“If there is a time to lobby for big corporations, it is now,” Yeb Saño, executive director of Greenpeace Philippines, said during an interview in Bonn, Germany.
As countries worked to create the roadmap for the Paris Agreement, multinational fossil fuel companies exercised their hand in the talks through proxy organizations that sponsored events and even attended negotiations, CAI said.
The participation of lobbying organizations in the talks could point to the timid response of developed nations in loss and damage negotiations.
For many members of civil society organizations, the outcome for loss and damage in COP 23 was a disappointment.
Action Aid global lead on climate Harjeet Singh lamented the weak position adopted by Fijian prime minister and COP president Frank Bainimarama on loss and damage.
Advocates and several negotiators from developing nations campaigned for more funding for the technical group in charge of studies and meetings for loss and damage.
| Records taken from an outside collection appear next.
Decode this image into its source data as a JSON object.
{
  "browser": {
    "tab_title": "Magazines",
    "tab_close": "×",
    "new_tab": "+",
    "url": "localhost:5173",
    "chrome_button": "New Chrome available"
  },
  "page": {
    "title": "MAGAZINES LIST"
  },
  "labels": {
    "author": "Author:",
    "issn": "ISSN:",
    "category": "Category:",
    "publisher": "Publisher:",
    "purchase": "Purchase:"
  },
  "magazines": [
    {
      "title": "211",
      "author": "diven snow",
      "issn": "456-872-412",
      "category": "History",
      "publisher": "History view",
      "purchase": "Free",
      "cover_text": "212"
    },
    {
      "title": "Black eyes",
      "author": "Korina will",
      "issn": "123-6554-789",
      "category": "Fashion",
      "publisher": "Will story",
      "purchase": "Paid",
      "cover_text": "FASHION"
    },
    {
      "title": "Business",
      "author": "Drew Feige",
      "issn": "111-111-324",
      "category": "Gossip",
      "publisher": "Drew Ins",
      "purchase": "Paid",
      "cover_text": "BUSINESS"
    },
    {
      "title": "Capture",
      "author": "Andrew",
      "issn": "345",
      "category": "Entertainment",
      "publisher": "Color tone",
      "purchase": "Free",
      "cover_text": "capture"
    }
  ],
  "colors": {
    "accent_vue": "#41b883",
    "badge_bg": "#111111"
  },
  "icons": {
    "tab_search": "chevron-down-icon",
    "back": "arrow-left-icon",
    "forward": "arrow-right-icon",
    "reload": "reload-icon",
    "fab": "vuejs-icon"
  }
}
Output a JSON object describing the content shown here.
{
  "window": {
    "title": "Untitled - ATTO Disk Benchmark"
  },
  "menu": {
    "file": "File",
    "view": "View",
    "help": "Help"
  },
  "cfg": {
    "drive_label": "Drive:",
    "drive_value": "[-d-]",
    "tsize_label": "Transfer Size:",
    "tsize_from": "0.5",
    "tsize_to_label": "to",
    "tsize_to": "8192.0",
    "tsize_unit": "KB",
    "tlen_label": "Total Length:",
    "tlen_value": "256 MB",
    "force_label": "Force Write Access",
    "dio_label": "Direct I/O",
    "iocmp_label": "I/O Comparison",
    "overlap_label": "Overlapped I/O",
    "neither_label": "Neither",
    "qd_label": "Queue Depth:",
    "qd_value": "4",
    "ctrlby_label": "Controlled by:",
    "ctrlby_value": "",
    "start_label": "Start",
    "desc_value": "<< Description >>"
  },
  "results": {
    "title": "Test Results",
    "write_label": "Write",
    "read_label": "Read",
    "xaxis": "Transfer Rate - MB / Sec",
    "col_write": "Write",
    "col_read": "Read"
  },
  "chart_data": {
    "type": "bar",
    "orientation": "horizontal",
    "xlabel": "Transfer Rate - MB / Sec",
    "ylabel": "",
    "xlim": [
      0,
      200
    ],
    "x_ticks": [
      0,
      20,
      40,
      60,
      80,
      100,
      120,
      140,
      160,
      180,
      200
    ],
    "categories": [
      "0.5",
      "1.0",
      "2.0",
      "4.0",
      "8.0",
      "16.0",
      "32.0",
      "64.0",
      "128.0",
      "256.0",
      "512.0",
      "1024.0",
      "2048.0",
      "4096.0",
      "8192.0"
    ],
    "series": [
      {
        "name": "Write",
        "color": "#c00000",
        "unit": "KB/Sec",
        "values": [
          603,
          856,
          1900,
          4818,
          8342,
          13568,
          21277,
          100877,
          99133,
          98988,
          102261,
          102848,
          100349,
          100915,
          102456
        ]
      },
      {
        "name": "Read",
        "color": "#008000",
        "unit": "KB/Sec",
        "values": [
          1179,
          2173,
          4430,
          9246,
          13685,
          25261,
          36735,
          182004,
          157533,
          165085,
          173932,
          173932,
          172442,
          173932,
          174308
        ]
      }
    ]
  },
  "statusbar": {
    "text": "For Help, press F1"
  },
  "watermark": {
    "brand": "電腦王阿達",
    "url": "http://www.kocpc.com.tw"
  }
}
Instead, COP 23 only provided for a one-off expert dialogue in May 2018, which may not be able to comprehensively tackle all the issues surrounding loss and damage.
“But even though vulnerable communities were in the spotlight [during COP 23], this still hasn’t translated into the support that they need,” Singh said.
To be able to take the loss and damage agenda further in climate policymaking, there is a need to disengage private sector interest in the climate talks, CAI said.
While businesses and private sector organizations have a role in global climate action, the UNFCCC needs to disallow their participation in the highest level of climate negotiations. The UN organization must invoke a conflict of interest clause, where groups with interests that run contrary to the goals of the talks must not be allowed in the talks, CAI added.
The World Health Organization created a similar policy to preserve the integrity of its discussions on tobacco control in 2003.
“Government must reclaim its role as the arbiter of corporate behavior. For too long, corporations have eroded governmental power and convinced people that individual actions are the solution to the climate crisis,” Brag said.
As the irreversible costs of climate change continue to destroy communities and take the lives of people who had no hand in the climate crisis, a thorough review of the UNFCCC’s policy of inclusivity is pertinent.
This article was originally published in Inquirer.net